(Excerpts from an interface dataset)
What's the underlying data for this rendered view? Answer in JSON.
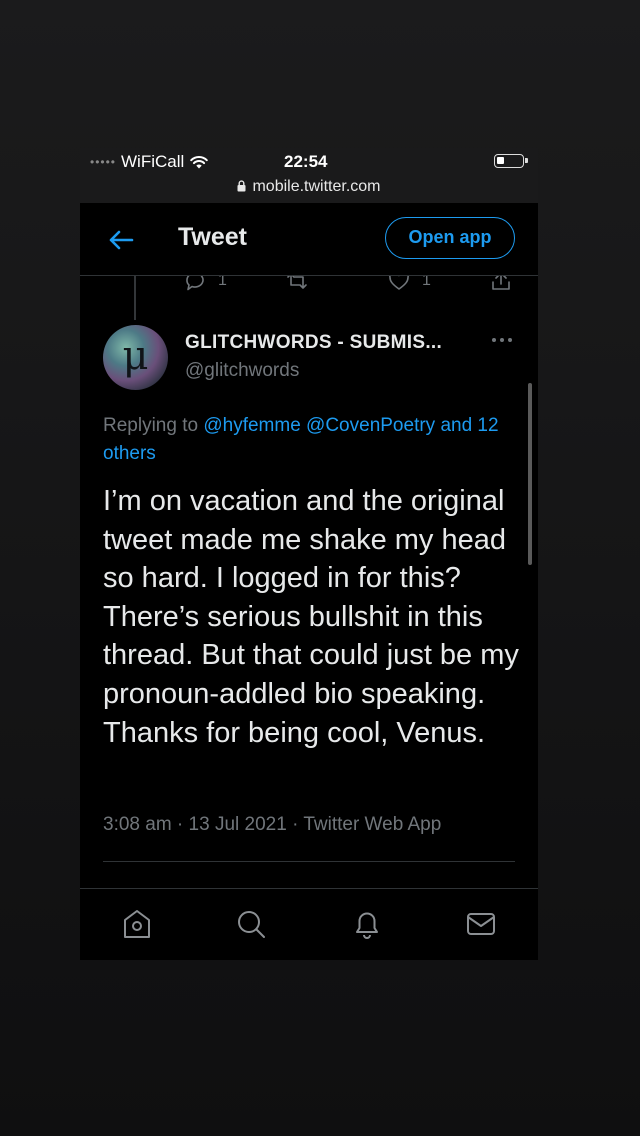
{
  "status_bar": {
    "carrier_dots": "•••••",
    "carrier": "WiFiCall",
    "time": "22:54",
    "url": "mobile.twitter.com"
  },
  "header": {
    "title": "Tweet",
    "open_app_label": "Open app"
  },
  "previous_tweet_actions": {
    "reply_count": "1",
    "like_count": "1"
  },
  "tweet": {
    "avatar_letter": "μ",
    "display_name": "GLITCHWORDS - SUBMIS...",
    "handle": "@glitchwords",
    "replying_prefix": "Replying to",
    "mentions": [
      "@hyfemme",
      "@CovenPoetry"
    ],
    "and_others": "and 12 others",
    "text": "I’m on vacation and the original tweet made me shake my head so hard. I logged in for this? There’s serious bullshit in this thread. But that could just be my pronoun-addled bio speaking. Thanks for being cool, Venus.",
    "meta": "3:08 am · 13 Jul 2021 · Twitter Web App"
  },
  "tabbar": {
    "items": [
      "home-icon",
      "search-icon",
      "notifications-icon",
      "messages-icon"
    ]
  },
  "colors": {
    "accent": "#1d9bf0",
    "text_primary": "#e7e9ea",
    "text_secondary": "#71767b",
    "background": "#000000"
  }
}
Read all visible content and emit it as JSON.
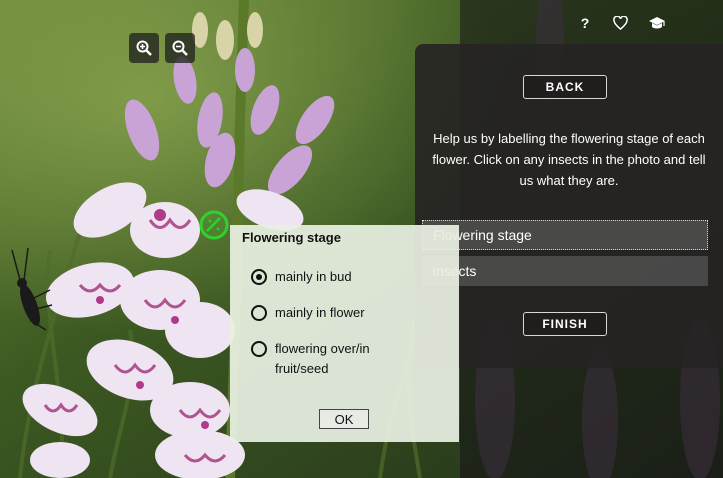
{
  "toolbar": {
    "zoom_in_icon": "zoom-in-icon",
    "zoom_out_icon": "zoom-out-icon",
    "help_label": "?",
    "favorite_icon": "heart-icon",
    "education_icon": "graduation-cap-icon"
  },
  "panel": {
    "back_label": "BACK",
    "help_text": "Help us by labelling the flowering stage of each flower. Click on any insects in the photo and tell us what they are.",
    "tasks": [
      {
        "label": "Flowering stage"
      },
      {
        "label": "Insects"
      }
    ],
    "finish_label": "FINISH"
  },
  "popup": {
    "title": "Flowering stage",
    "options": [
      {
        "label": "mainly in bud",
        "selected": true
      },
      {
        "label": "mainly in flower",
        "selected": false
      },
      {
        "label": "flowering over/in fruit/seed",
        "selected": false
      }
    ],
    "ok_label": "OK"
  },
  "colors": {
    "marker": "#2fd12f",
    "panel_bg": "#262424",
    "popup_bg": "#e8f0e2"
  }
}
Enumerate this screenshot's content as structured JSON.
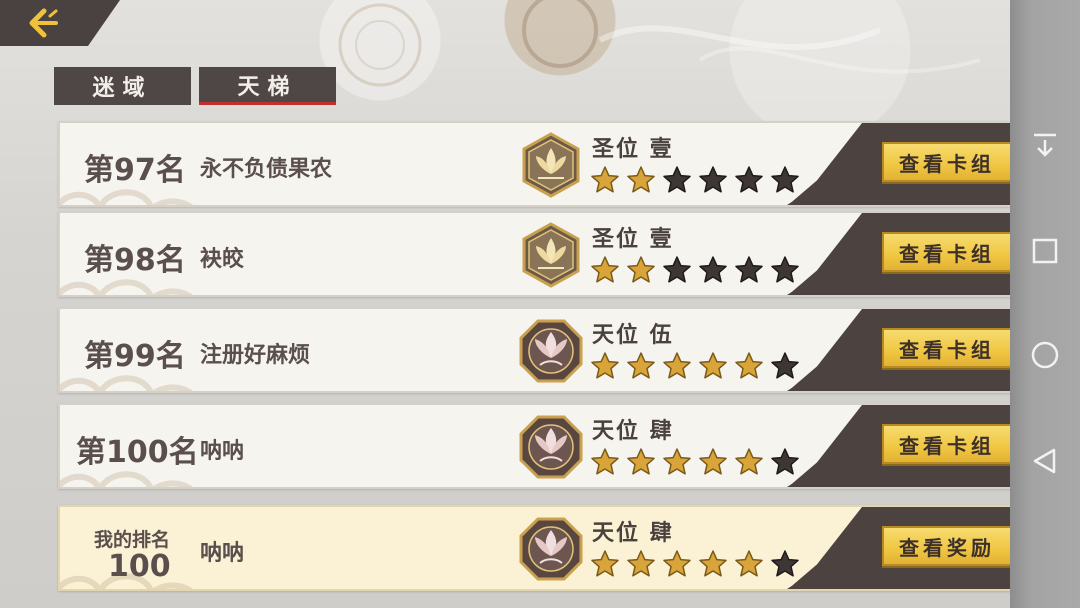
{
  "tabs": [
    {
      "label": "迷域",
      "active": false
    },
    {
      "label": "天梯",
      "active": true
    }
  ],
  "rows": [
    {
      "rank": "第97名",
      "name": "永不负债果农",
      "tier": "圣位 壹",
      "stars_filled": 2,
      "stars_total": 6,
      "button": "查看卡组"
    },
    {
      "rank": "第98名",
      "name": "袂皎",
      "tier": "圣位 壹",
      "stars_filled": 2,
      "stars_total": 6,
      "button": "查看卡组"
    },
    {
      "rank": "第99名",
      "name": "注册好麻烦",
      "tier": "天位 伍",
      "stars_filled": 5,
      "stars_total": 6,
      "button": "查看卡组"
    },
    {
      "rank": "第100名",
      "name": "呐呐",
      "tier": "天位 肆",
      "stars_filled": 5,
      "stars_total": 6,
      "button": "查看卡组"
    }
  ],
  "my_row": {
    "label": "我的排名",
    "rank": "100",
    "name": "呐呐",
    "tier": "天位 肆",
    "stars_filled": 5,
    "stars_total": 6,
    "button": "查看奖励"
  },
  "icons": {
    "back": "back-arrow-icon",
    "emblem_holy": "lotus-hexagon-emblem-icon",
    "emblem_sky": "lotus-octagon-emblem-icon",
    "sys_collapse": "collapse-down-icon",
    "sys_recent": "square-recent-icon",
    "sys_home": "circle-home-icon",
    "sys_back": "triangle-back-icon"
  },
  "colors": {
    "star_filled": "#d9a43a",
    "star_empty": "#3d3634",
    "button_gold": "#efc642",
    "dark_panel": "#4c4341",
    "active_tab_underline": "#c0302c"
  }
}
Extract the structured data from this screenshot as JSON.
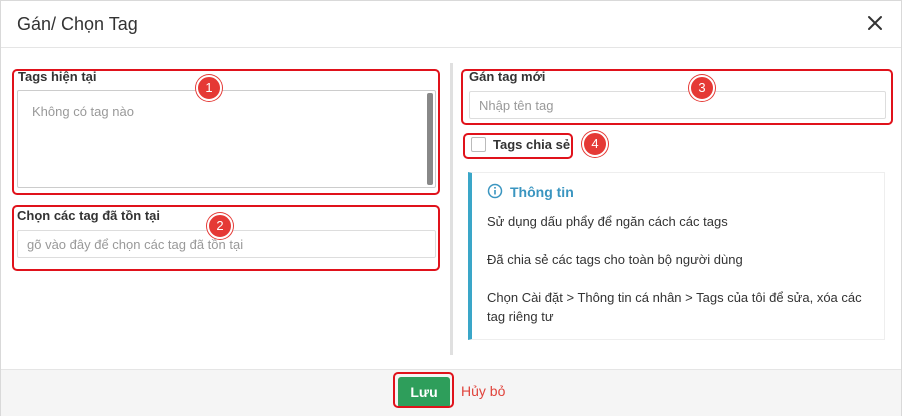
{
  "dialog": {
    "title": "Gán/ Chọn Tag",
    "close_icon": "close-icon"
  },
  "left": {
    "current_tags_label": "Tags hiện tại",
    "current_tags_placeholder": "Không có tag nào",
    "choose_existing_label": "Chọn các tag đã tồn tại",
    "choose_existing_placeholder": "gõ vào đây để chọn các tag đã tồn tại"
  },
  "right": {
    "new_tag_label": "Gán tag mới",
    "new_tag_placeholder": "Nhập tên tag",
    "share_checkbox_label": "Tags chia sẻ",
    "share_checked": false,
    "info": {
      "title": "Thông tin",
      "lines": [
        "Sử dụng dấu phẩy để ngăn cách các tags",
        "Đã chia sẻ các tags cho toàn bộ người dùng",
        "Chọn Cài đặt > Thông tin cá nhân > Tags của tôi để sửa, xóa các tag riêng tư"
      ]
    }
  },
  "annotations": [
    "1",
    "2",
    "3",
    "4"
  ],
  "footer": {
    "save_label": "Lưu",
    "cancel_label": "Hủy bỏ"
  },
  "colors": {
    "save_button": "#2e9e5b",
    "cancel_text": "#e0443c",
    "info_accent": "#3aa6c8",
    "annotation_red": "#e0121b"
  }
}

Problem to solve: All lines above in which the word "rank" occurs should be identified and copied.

Solved exercise:
      "rank": "第97名",
      "rank": "第98名",
      "rank": "第99名",
      "rank": "第100名",
    "rank": "100",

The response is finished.